Rien que les heures is a collection of disparate fragments: fragments of a seamy melodrama, of a socially conscious record of the lives of the poor, of a rapturous and impressionistic cine-poem. As well as the Parisian setting, another thing these fragments have in common is an ever-present awareness of the inexorable passage of time, an awareness that adds poignancy to the brief, ecstatic moments of captured beauty; to the fleeting pleasures of alcohol, the swimming pool, the carousel, that provide relief from the grim routines of work; to the embracing lovers; to the consideration of the fragility of life (the murdered newspaper-seller) and the onset of old age (the wandering woman). ‘We can fix a point in space, freeze a moment in time,’ proclaims one title card; a bit later comes the reply, ‘but space and time both escape our possession’―an observation both tragic and charged with wonder. It’s also an observation made in the shadow of Einstein’s upending of the old certainties of physical reality, and the shots that occur between these two title cards play with this temporal and spatial disorientation. On a spinning globe, only two cities are marked: Paris and Peking (as Beijing was then known in the West), linked by a shared first letter, but in different time zones. We see postcards of Peking landmarks, referring back to the film’s opening statement that all cities would be identical were it not for the monuments that distinguish them. There follows a strange little scene featuring a Chinese woman being chased around a room by a Frenchman. In the background there is a folding screen decorated with images suggestive of contemporary European art, an ornamental blend of two cultures. The man and woman enter screen right, the woman apparently anxious to get away from the man. They exit screen left, but then immediately enter screen right again; this impossible circuit is repeated.* When we next see the spinning globe, it is first rotating at tremendous speed; there’s a slow dissolve to an image of oscillating back and forth hesitantly, the speed reducing until another dissolve shows an unmoving map of Africa and Eurasia, with Paris marked at one end of the screen and Peking at the other. During the second dissolve, a ghostly Paris is seen adjacent to Peking, as if the two cities were about to merge. Time is distorted in the next shot of a clock face, its hands turning at heightened speed; the image dissolves into one of the clock hands swinging like a pendulum. Next, the clock is physically reordered, the numerals in a horizontal strip at the bottom of the screen, the face shattered into multi-screen fragments, each showing a different scene. One of these scenes is of the city’s traffic; after a dissolve, the whole screen is taken up by this traffic, except that different shots are superimposed, so that cars appear to be travelling into each other at tilted angles. The confusion and disorder that Cavalcanti sees as the key condition of metropolitan modernity is viewed ambivalently: there is the scandal of crushed and thwarted lives, the violent, brutal underbelly of the clichéd falsities of the city of light, but here, in confusion and disorder, might also be found a breach in the defences of society and the possibility of reform or revolution. I don’t know whether the film is pessimistic or optimistic about this possibility, or whether its pessimism and optimism can be disentangled, but its freshness and fascination lie in part in its commitment to boldness and freedom of artistic expression as part of the social struggle. It is only 45 minutes long, yet the richness of its aesthetic and political radicalism is treasurable.

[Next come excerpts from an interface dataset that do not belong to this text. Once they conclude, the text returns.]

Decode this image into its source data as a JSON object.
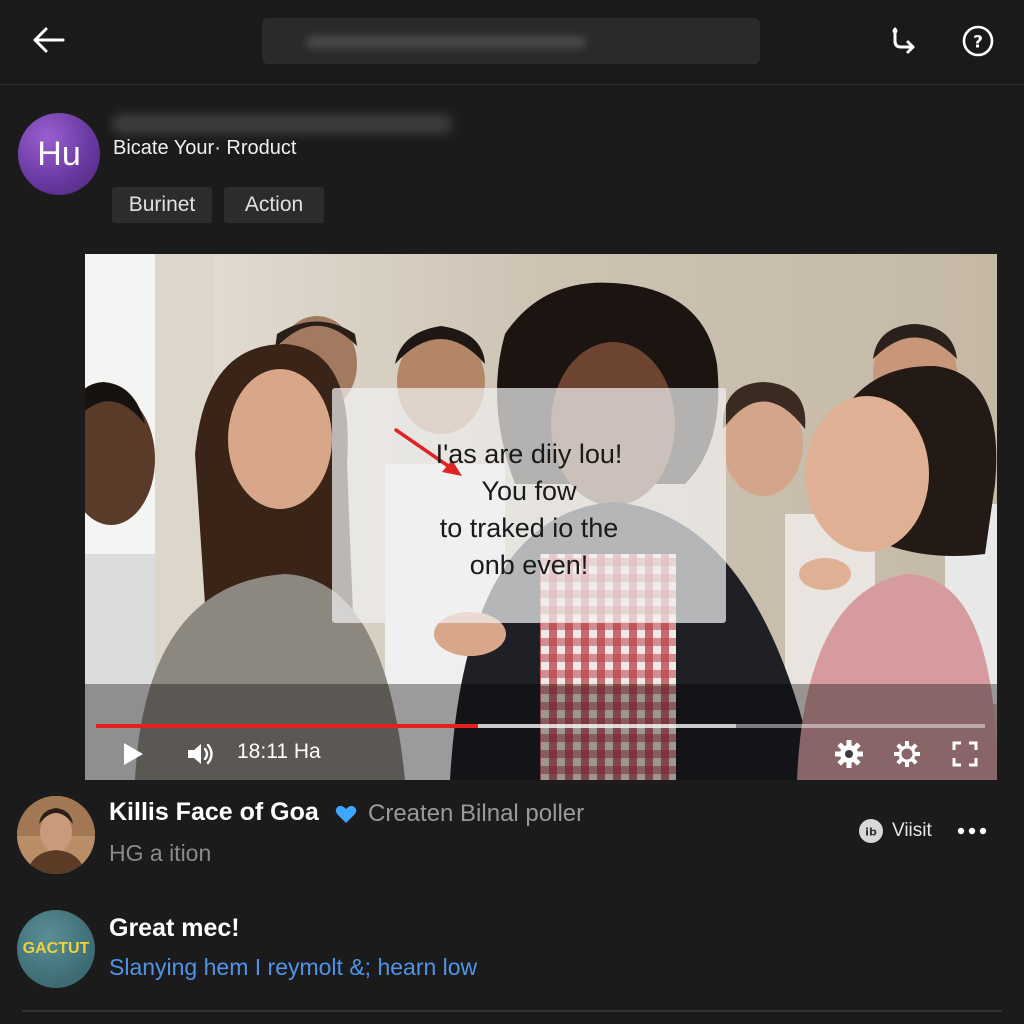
{
  "header": {
    "back_icon": "arrow-left-icon",
    "share_icon": "share-icon",
    "help_icon": "help-circle-icon"
  },
  "channel": {
    "avatar_text": "Hu",
    "avatar_color": "#7a44b8",
    "subtitle": "Bicate Your· Rroduct",
    "chips": [
      "Burinet",
      "Action"
    ]
  },
  "video": {
    "caption_lines": [
      "I'as are diiy lou!",
      "You fow",
      "to traked io the",
      "onb even!"
    ],
    "time": "18:11 Ha",
    "progress": 0.43,
    "buffered": 0.72,
    "progress_color": "#e5201f",
    "controls": [
      "play-icon",
      "volume-icon",
      "settings-icon",
      "gear-icon",
      "fullscreen-icon"
    ]
  },
  "post": {
    "title": "Killis Face of Goa",
    "channel": "Createn Bilnal poller",
    "subtitle": "HG a ition",
    "visit_label": "Viisit",
    "verified_color": "#3ea6ff"
  },
  "comment": {
    "avatar_text": "GACTUT",
    "author": "Great mec!",
    "text": "Slanying hem I reymolt &; hearn low",
    "text_color": "#4f94e8"
  }
}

*Is the woman in danger? So we might think, but we are wrong-footed when the woman sits down laughing on a sofa in the foreground; this is light romantic comedy rather than grim melodrama.

Nobel Clerihews

George Bernard Shaw

Thought dawdling a bore.

‘There’s nothing quite sadder;

Now fetch me my ladder.’


Eugene O’Neill

Made love to a seal

On the deck of a schooner.

The result was Oona.


José Saramago

Was placed under embargo

When he said a joined-up Iberia

Would make people cheerier.


Günter Grass

Had a musical arse,

Which, prompted by pain,

Would fart ‘Lili Marleen’.


Doris Lessing

Bathed in French dressing.

Fingers were crossed

When her salad was tossed.